The Economist is one of the success stories in the shift of news media from print to digital. Its web site receives 7.8 million unique visitors each month, most introduced to it through social media, where it has over a million Facebook followers, and Twitter, where it has two million followers. It also has a prestigious reputation for delivering well-thought out financial news analysis that came with the magazine from its print heritage.
Its digital edition (free and paid-for) is read on 500,000 devices. The Chairman’s Interim Report at the send of September of last year pointed out that people increasingly read The Economist on tablets and smartphones.
Of the total circulation of 1.6m in September, 140,000 customers bought digital-only copies. Of the others, about 25% read both print and digital editions.
The Economist Group, which owns the magazine, is investing to make sure it develops The Economist on the devices its readers use, and is also adapting marketing so that prospective readers know the paper is available on these platforms.
In its Annual Report, the company calls attention to a welcome new trend: the revival of long form journalism because of the fast uptake of tablets.

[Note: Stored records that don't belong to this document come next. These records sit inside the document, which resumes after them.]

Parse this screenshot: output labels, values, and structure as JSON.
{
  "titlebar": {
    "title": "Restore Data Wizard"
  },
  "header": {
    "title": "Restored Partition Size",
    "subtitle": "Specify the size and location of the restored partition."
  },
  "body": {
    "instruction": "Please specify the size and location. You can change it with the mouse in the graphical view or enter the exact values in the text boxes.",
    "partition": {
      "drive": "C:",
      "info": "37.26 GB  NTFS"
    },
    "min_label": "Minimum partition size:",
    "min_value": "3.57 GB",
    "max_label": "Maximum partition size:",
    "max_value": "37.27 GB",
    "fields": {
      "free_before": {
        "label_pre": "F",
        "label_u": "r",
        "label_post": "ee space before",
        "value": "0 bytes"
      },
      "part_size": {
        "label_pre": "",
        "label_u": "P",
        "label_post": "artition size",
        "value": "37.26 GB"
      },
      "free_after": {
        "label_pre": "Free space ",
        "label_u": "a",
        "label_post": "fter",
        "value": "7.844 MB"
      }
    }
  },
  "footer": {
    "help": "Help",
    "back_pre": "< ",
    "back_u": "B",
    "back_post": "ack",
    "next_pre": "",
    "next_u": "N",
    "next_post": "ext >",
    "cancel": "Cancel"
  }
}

What is revolutionary for magazines like The Economist, however, is the reinvention of long-form reading triggered by Amazon when it launched Kindle in 2007 and fueled dramatically by Apple’s iPad.x We are fortunate because tablets, e-readers and smartphones allow our readers to enjoy the ritual, lean-back, immersive experience of reading The Economist that they love in print. Many of our readers tell us that this experience is, in fact, even better than print ,because as well as being lean-back, digital editions are delivered immediately and reliably…; the backlit screens display images, maps and charts beautifully; and the devices offer opportunities to innovate and deliver more functionality—so, for example, our tablet and smartphone apps also deliver the full newspaper in audio each week.
Very recently, the editor-in-chief of the Economist, John Micklethwait, told a conference audience that “it’s possible that the economics are being turned upside down — not just advertising, but also circulation. You can now reach hundreds of thousands of people at very little extra marginal cost through digital devices.”
There are few publications that have managed the transition to digital with more aplomb and more financial stability. ZEDO is honored to welcome The Economist as a publisher client and we look forward to their thought leadership in publishing.